• What needs to be done: Nothing but the pictures gets dropped; retype every entry exactly.

--- START ---

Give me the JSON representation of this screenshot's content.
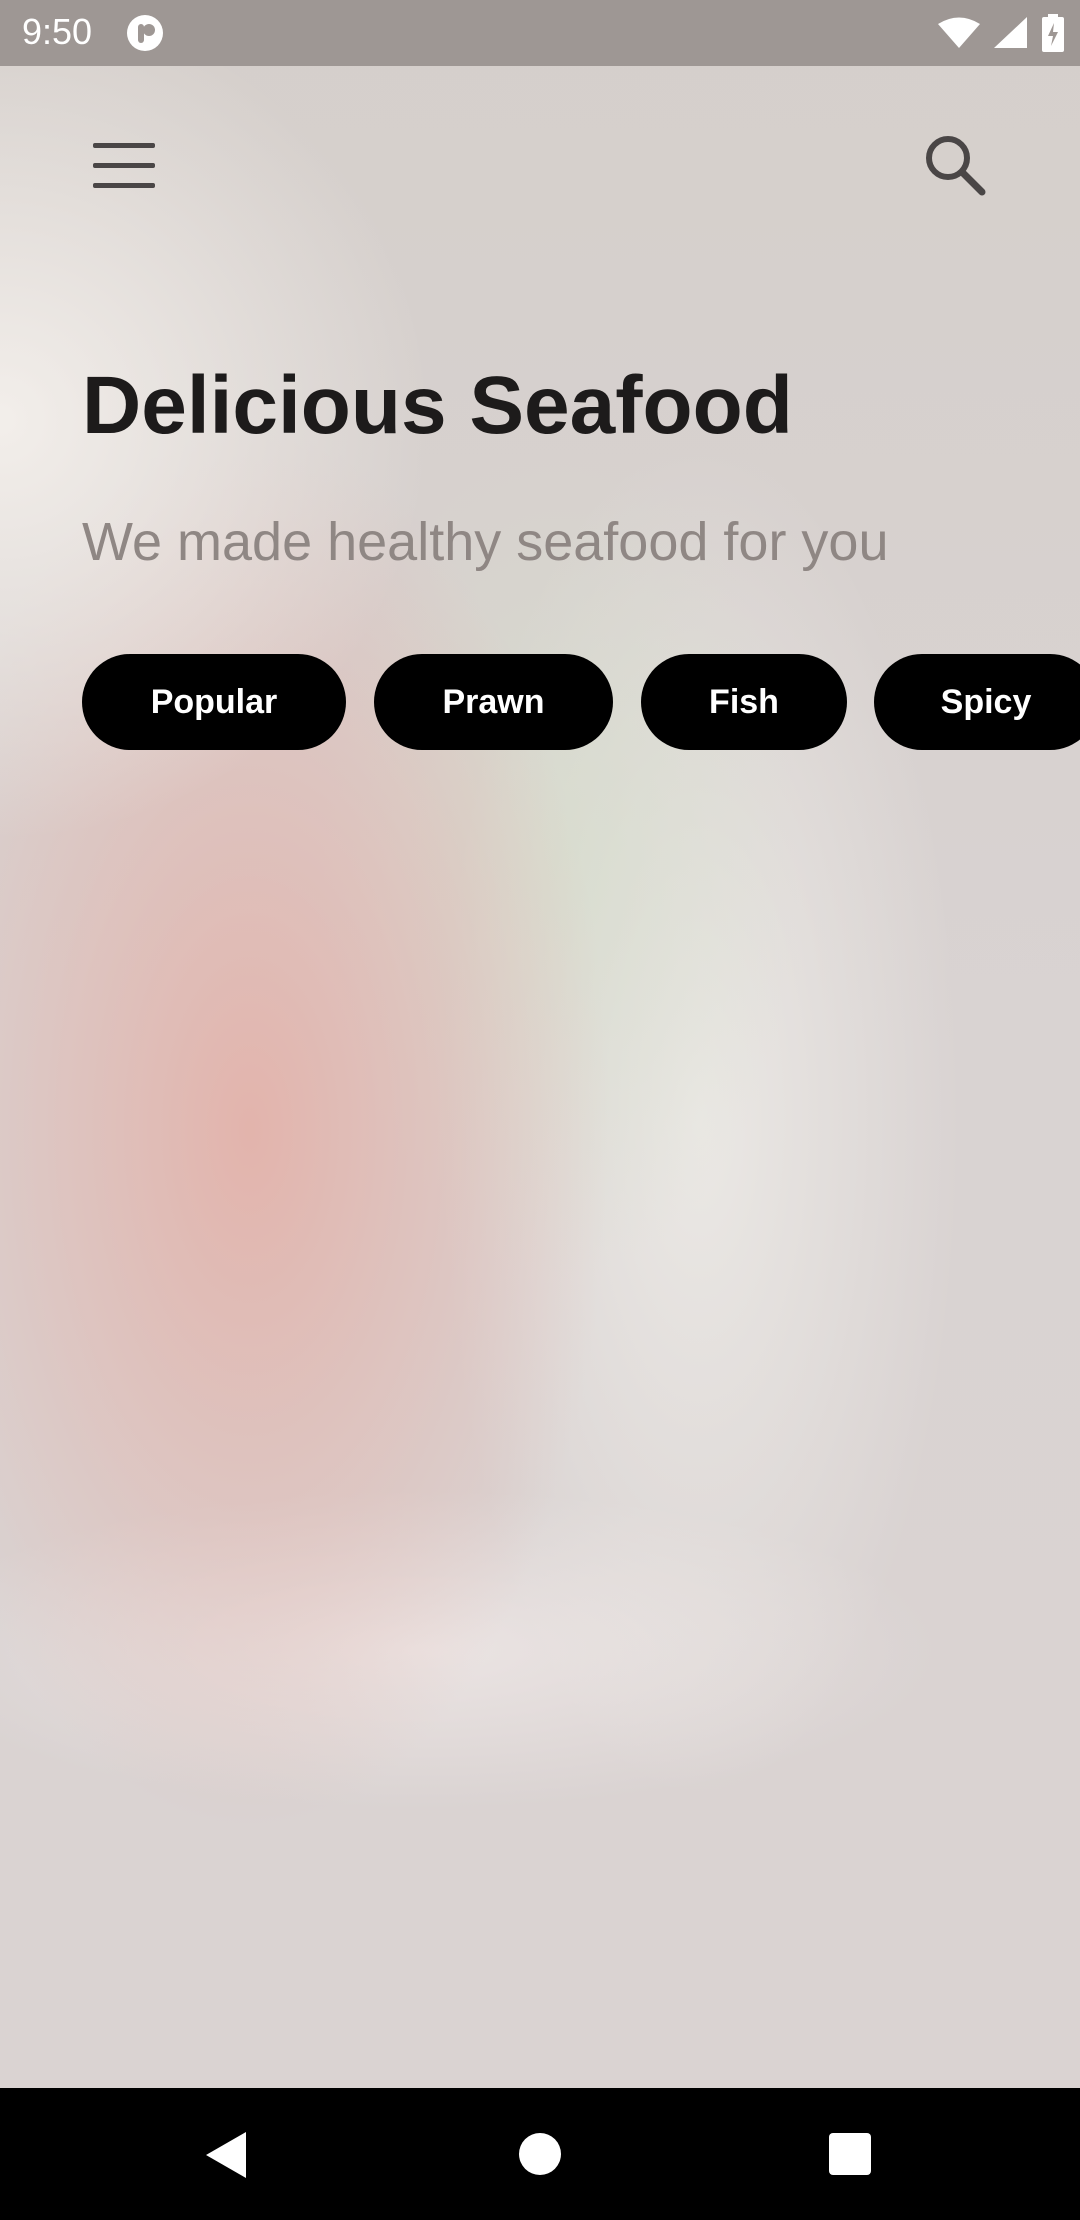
{
  "status_bar": {
    "time": "9:50",
    "icons": [
      "app-notification-icon",
      "wifi-icon",
      "signal-icon",
      "battery-charging-icon"
    ]
  },
  "app_bar": {
    "menu_icon": "hamburger-menu-icon",
    "search_icon": "search-icon"
  },
  "header": {
    "title": "Delicious Seafood",
    "subtitle": "We made healthy seafood for you"
  },
  "categories": [
    {
      "label": "Popular"
    },
    {
      "label": "Prawn"
    },
    {
      "label": "Fish"
    },
    {
      "label": "Spicy"
    }
  ],
  "nav_bar": {
    "icons": [
      "back-icon",
      "home-icon",
      "recents-icon"
    ]
  },
  "colors": {
    "chip_background": "#000000",
    "chip_text": "#ffffff",
    "title_text": "#1d1b1b",
    "subtitle_text": "#8f8784"
  }
}
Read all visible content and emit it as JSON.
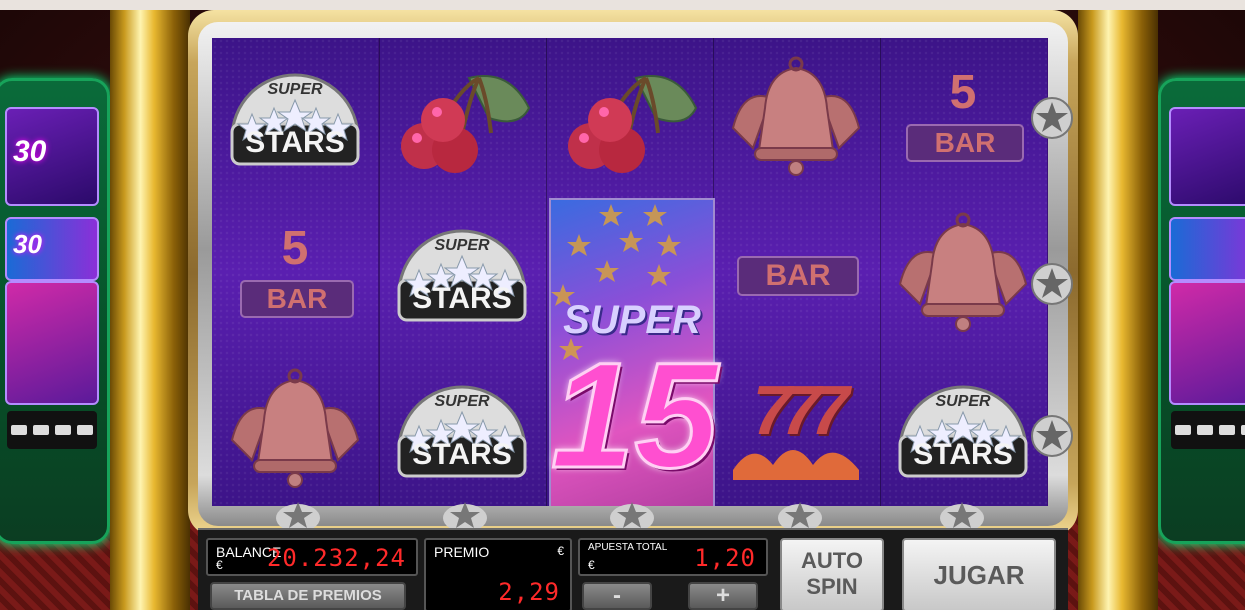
{
  "panel": {
    "balance_label": "BALANCE",
    "balance_currency": "€",
    "balance_value": "20.232,24",
    "prize_label": "PREMIO",
    "prize_currency": "€",
    "prize_value": "2,29",
    "bet_label": "APUESTA TOTAL",
    "bet_currency": "€",
    "bet_value": "1,20",
    "paytable_label": "TABLA DE PREMIOS",
    "minus_label": "-",
    "plus_label": "+",
    "autospin_line1": "AUTO",
    "autospin_line2": "SPIN",
    "play_label": "JUGAR"
  },
  "reels": [
    [
      "super-stars",
      "5-bar",
      "bell"
    ],
    [
      "cherries",
      "super-stars",
      "super-stars"
    ],
    [
      "cherries",
      "super-15-expanded",
      "super-15-expanded"
    ],
    [
      "bell",
      "bar",
      "sevens"
    ],
    [
      "5-bar",
      "bell",
      "super-stars"
    ]
  ],
  "symbol_text": {
    "super_stars_top": "SUPER",
    "super_stars_bottom": "STARS",
    "five_bar_number": "5",
    "bar_word": "BAR",
    "seven": "777",
    "super15_word": "SUPER",
    "super15_number": "15"
  },
  "colors": {
    "reel_bg": "#4a1a9a",
    "lcd_digits": "#ff2a2a",
    "gold": "#e8b830"
  }
}
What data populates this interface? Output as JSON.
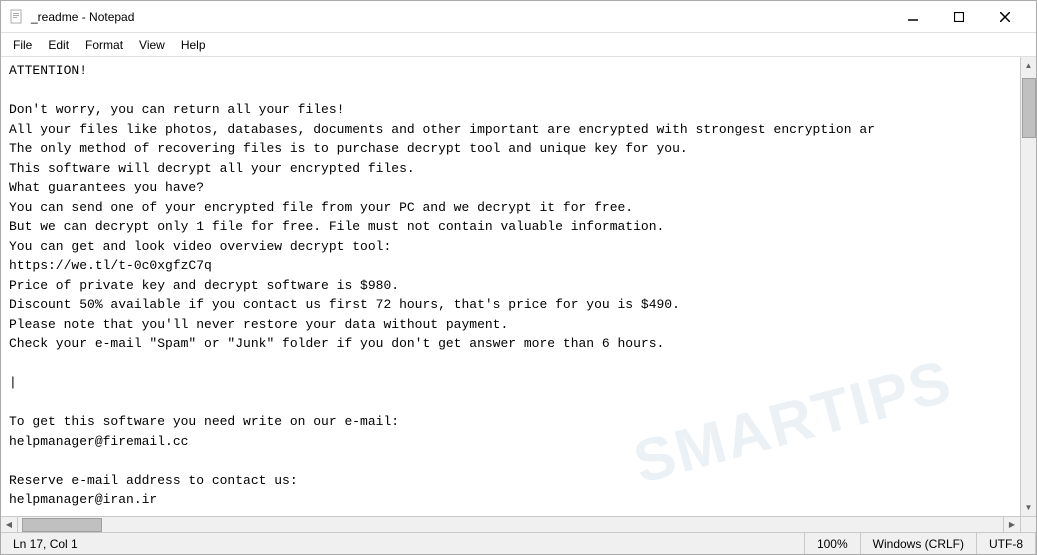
{
  "window": {
    "title": "_readme - Notepad",
    "icon": "📄"
  },
  "title_buttons": {
    "minimize": "─",
    "maximize": "□",
    "close": "✕"
  },
  "menu": {
    "items": [
      "File",
      "Edit",
      "Format",
      "View",
      "Help"
    ]
  },
  "content": "ATTENTION!\n\nDon't worry, you can return all your files!\nAll your files like photos, databases, documents and other important are encrypted with strongest encryption ar\nThe only method of recovering files is to purchase decrypt tool and unique key for you.\nThis software will decrypt all your encrypted files.\nWhat guarantees you have?\nYou can send one of your encrypted file from your PC and we decrypt it for free.\nBut we can decrypt only 1 file for free. File must not contain valuable information.\nYou can get and look video overview decrypt tool:\nhttps://we.tl/t-0c0xgfzC7q\nPrice of private key and decrypt software is $980.\nDiscount 50% available if you contact us first 72 hours, that's price for you is $490.\nPlease note that you'll never restore your data without payment.\nCheck your e-mail \"Spam\" or \"Junk\" folder if you don't get answer more than 6 hours.\n\n|\n\nTo get this software you need write on our e-mail:\nhelpmanager@firemail.cc\n\nReserve e-mail address to contact us:\nhelpmanager@iran.ir",
  "status": {
    "position": "Ln 17, Col 1",
    "zoom": "100%",
    "line_ending": "Windows (CRLF)",
    "encoding": "UTF-8"
  },
  "watermark": "SMARTIPS"
}
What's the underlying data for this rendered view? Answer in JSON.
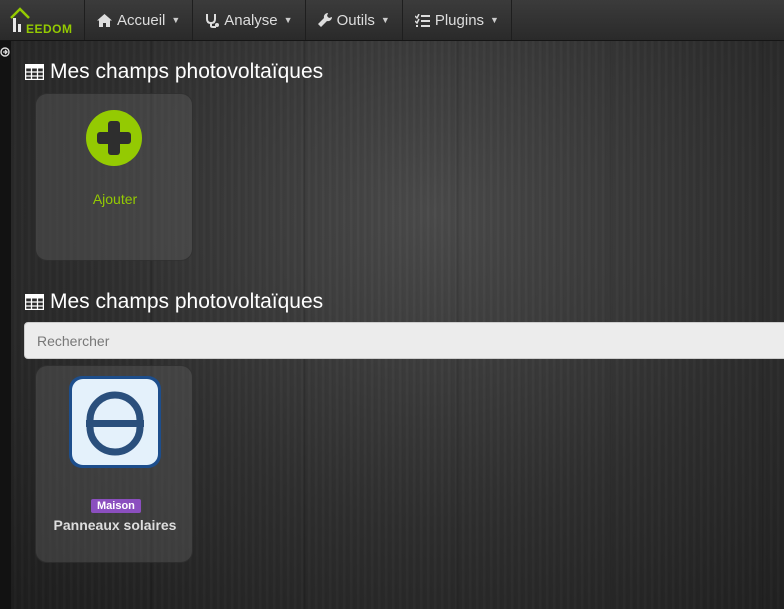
{
  "brand": {
    "text": "EEDOM",
    "color": "#94ca02"
  },
  "nav": [
    {
      "label": "Accueil",
      "icon": "home-icon"
    },
    {
      "label": "Analyse",
      "icon": "stethoscope-icon"
    },
    {
      "label": "Outils",
      "icon": "wrench-icon"
    },
    {
      "label": "Plugins",
      "icon": "tasks-icon"
    }
  ],
  "sections": {
    "management_title": "Mes champs photovoltaïques",
    "equipment_title": "Mes champs photovoltaïques"
  },
  "add_card": {
    "label": "Ajouter",
    "accent": "#94ca02"
  },
  "search": {
    "placeholder": "Rechercher",
    "value": ""
  },
  "equipment": [
    {
      "name": "Panneaux solaires",
      "object_badge": "Maison",
      "badge_color": "#8b4fbf",
      "icon": "solar-plugin-icon"
    }
  ]
}
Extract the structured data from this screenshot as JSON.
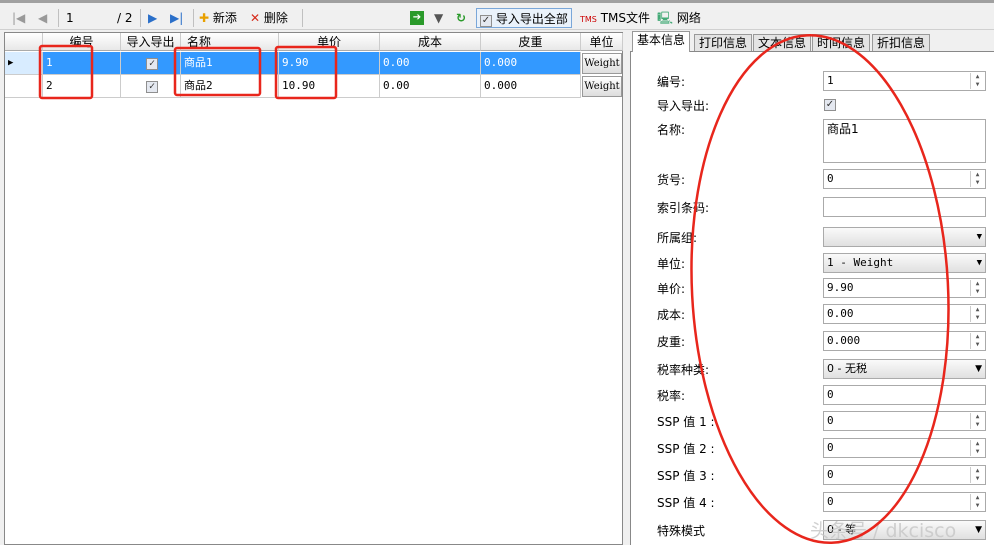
{
  "toolbar": {
    "page_current": "1",
    "page_total": "/ 2",
    "add_label": "新添",
    "delete_label": "删除",
    "import_export_all_label": "导入导出全部",
    "tms_label": "TMS文件",
    "network_label": "网络"
  },
  "grid": {
    "columns": [
      "编号",
      "导入导出",
      "名称",
      "单价",
      "成本",
      "皮重",
      "单位"
    ],
    "rows": [
      {
        "id": "1",
        "import_export": true,
        "name": "商品1",
        "price": "9.90",
        "cost": "0.00",
        "tare": "0.000",
        "unit": "Weight"
      },
      {
        "id": "2",
        "import_export": true,
        "name": "商品2",
        "price": "10.90",
        "cost": "0.00",
        "tare": "0.000",
        "unit": "Weight"
      }
    ]
  },
  "tabs": [
    "基本信息",
    "打印信息",
    "文本信息",
    "时间信息",
    "折扣信息"
  ],
  "form": {
    "id": {
      "label": "编号:",
      "value": "1"
    },
    "import_export": {
      "label": "导入导出:"
    },
    "name": {
      "label": "名称:",
      "value": "商品1"
    },
    "item_no": {
      "label": "货号:",
      "value": "0"
    },
    "barcode": {
      "label": "索引条码:",
      "value": ""
    },
    "group": {
      "label": "所属组:",
      "value": ""
    },
    "unit": {
      "label": "单位:",
      "value": "1 - Weight"
    },
    "price": {
      "label": "单价:",
      "value": "9.90"
    },
    "cost": {
      "label": "成本:",
      "value": "0.00"
    },
    "tare": {
      "label": "皮重:",
      "value": "0.000"
    },
    "tax_type": {
      "label": "税率种类:",
      "value": "0 - 无税"
    },
    "tax_rate": {
      "label": "税率:",
      "value": "0"
    },
    "ssp1": {
      "label": "SSP 值 1 :",
      "value": "0"
    },
    "ssp2": {
      "label": "SSP 值 2 :",
      "value": "0"
    },
    "ssp3": {
      "label": "SSP 值 3 :",
      "value": "0"
    },
    "ssp4": {
      "label": "SSP 值 4 :",
      "value": "0"
    },
    "special_mode": {
      "label": "特殊模式",
      "value": "0 - 等"
    }
  },
  "watermark": "头条号 / dkcisco",
  "colors": {
    "selection": "#3399ff",
    "annotation": "#e8261c"
  }
}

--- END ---

• Result of the exercise:
Give me the JSON representation of this screenshot's content.
{
  "status_bar": {
    "time": "9:50",
    "icons": [
      "app-notification-icon",
      "wifi-icon",
      "signal-icon",
      "battery-charging-icon"
    ]
  },
  "app_bar": {
    "menu_icon": "hamburger-menu-icon",
    "search_icon": "search-icon"
  },
  "header": {
    "title": "Delicious Seafood",
    "subtitle": "We made healthy seafood for you"
  },
  "categories": [
    {
      "label": "Popular"
    },
    {
      "label": "Prawn"
    },
    {
      "label": "Fish"
    },
    {
      "label": "Spicy"
    }
  ],
  "nav_bar": {
    "icons": [
      "back-icon",
      "home-icon",
      "recents-icon"
    ]
  },
  "colors": {
    "chip_background": "#000000",
    "chip_text": "#ffffff",
    "title_text": "#1d1b1b",
    "subtitle_text": "#8f8784"
  }
}
Read all visible content and emit it as JSON.
{
  "panel": {
    "balance_label": "BALANCE",
    "balance_currency": "€",
    "balance_value": "20.232,24",
    "prize_label": "PREMIO",
    "prize_currency": "€",
    "prize_value": "2,29",
    "bet_label": "APUESTA TOTAL",
    "bet_currency": "€",
    "bet_value": "1,20",
    "paytable_label": "TABLA DE PREMIOS",
    "minus_label": "-",
    "plus_label": "+",
    "autospin_line1": "AUTO",
    "autospin_line2": "SPIN",
    "play_label": "JUGAR"
  },
  "reels": [
    [
      "super-stars",
      "5-bar",
      "bell"
    ],
    [
      "cherries",
      "super-stars",
      "super-stars"
    ],
    [
      "cherries",
      "super-15-expanded",
      "super-15-expanded"
    ],
    [
      "bell",
      "bar",
      "sevens"
    ],
    [
      "5-bar",
      "bell",
      "super-stars"
    ]
  ],
  "symbol_text": {
    "super_stars_top": "SUPER",
    "super_stars_bottom": "STARS",
    "five_bar_number": "5",
    "bar_word": "BAR",
    "seven": "777",
    "super15_word": "SUPER",
    "super15_number": "15"
  },
  "colors": {
    "reel_bg": "#4a1a9a",
    "lcd_digits": "#ff2a2a",
    "gold": "#e8b830"
  }
}
What data populates this interface? Output as JSON.
{
  "window": {
    "title": "_readme - Notepad",
    "icon": "📄"
  },
  "title_buttons": {
    "minimize": "─",
    "maximize": "□",
    "close": "✕"
  },
  "menu": {
    "items": [
      "File",
      "Edit",
      "Format",
      "View",
      "Help"
    ]
  },
  "content": "ATTENTION!\n\nDon't worry, you can return all your files!\nAll your files like photos, databases, documents and other important are encrypted with strongest encryption ar\nThe only method of recovering files is to purchase decrypt tool and unique key for you.\nThis software will decrypt all your encrypted files.\nWhat guarantees you have?\nYou can send one of your encrypted file from your PC and we decrypt it for free.\nBut we can decrypt only 1 file for free. File must not contain valuable information.\nYou can get and look video overview decrypt tool:\nhttps://we.tl/t-0c0xgfzC7q\nPrice of private key and decrypt software is $980.\nDiscount 50% available if you contact us first 72 hours, that's price for you is $490.\nPlease note that you'll never restore your data without payment.\nCheck your e-mail \"Spam\" or \"Junk\" folder if you don't get answer more than 6 hours.\n\n|\n\nTo get this software you need write on our e-mail:\nhelpmanager@firemail.cc\n\nReserve e-mail address to contact us:\nhelpmanager@iran.ir",
  "status": {
    "position": "Ln 17, Col 1",
    "zoom": "100%",
    "line_ending": "Windows (CRLF)",
    "encoding": "UTF-8"
  },
  "watermark": "SMARTIPS"
}
What's the underlying data for this rendered view? Answer in JSON.
{
  "brand": {
    "text": "EEDOM",
    "color": "#94ca02"
  },
  "nav": [
    {
      "label": "Accueil",
      "icon": "home-icon"
    },
    {
      "label": "Analyse",
      "icon": "stethoscope-icon"
    },
    {
      "label": "Outils",
      "icon": "wrench-icon"
    },
    {
      "label": "Plugins",
      "icon": "tasks-icon"
    }
  ],
  "sections": {
    "management_title": "Mes champs photovoltaïques",
    "equipment_title": "Mes champs photovoltaïques"
  },
  "add_card": {
    "label": "Ajouter",
    "accent": "#94ca02"
  },
  "search": {
    "placeholder": "Rechercher",
    "value": ""
  },
  "equipment": [
    {
      "name": "Panneaux solaires",
      "object_badge": "Maison",
      "badge_color": "#8b4fbf",
      "icon": "solar-plugin-icon"
    }
  ]
}
Extract the structured data from this screenshot as JSON.
{
  "toolbar": {
    "page_current": "1",
    "page_total": "/ 2",
    "add_label": "新添",
    "delete_label": "删除",
    "import_export_all_label": "导入导出全部",
    "tms_label": "TMS文件",
    "network_label": "网络"
  },
  "grid": {
    "columns": [
      "编号",
      "导入导出",
      "名称",
      "单价",
      "成本",
      "皮重",
      "单位"
    ],
    "rows": [
      {
        "id": "1",
        "import_export": true,
        "name": "商品1",
        "price": "9.90",
        "cost": "0.00",
        "tare": "0.000",
        "unit": "Weight"
      },
      {
        "id": "2",
        "import_export": true,
        "name": "商品2",
        "price": "10.90",
        "cost": "0.00",
        "tare": "0.000",
        "unit": "Weight"
      }
    ]
  },
  "tabs": [
    "基本信息",
    "打印信息",
    "文本信息",
    "时间信息",
    "折扣信息"
  ],
  "form": {
    "id": {
      "label": "编号:",
      "value": "1"
    },
    "import_export": {
      "label": "导入导出:"
    },
    "name": {
      "label": "名称:",
      "value": "商品1"
    },
    "item_no": {
      "label": "货号:",
      "value": "0"
    },
    "barcode": {
      "label": "索引条码:",
      "value": ""
    },
    "group": {
      "label": "所属组:",
      "value": ""
    },
    "unit": {
      "label": "单位:",
      "value": "1 - Weight"
    },
    "price": {
      "label": "单价:",
      "value": "9.90"
    },
    "cost": {
      "label": "成本:",
      "value": "0.00"
    },
    "tare": {
      "label": "皮重:",
      "value": "0.000"
    },
    "tax_type": {
      "label": "税率种类:",
      "value": "0 - 无税"
    },
    "tax_rate": {
      "label": "税率:",
      "value": "0"
    },
    "ssp1": {
      "label": "SSP 值 1 :",
      "value": "0"
    },
    "ssp2": {
      "label": "SSP 值 2 :",
      "value": "0"
    },
    "ssp3": {
      "label": "SSP 值 3 :",
      "value": "0"
    },
    "ssp4": {
      "label": "SSP 值 4 :",
      "value": "0"
    },
    "special_mode": {
      "label": "特殊模式",
      "value": "0 - 等"
    }
  },
  "watermark": "头条号 / dkcisco",
  "colors": {
    "selection": "#3399ff",
    "annotation": "#e8261c"
  }
}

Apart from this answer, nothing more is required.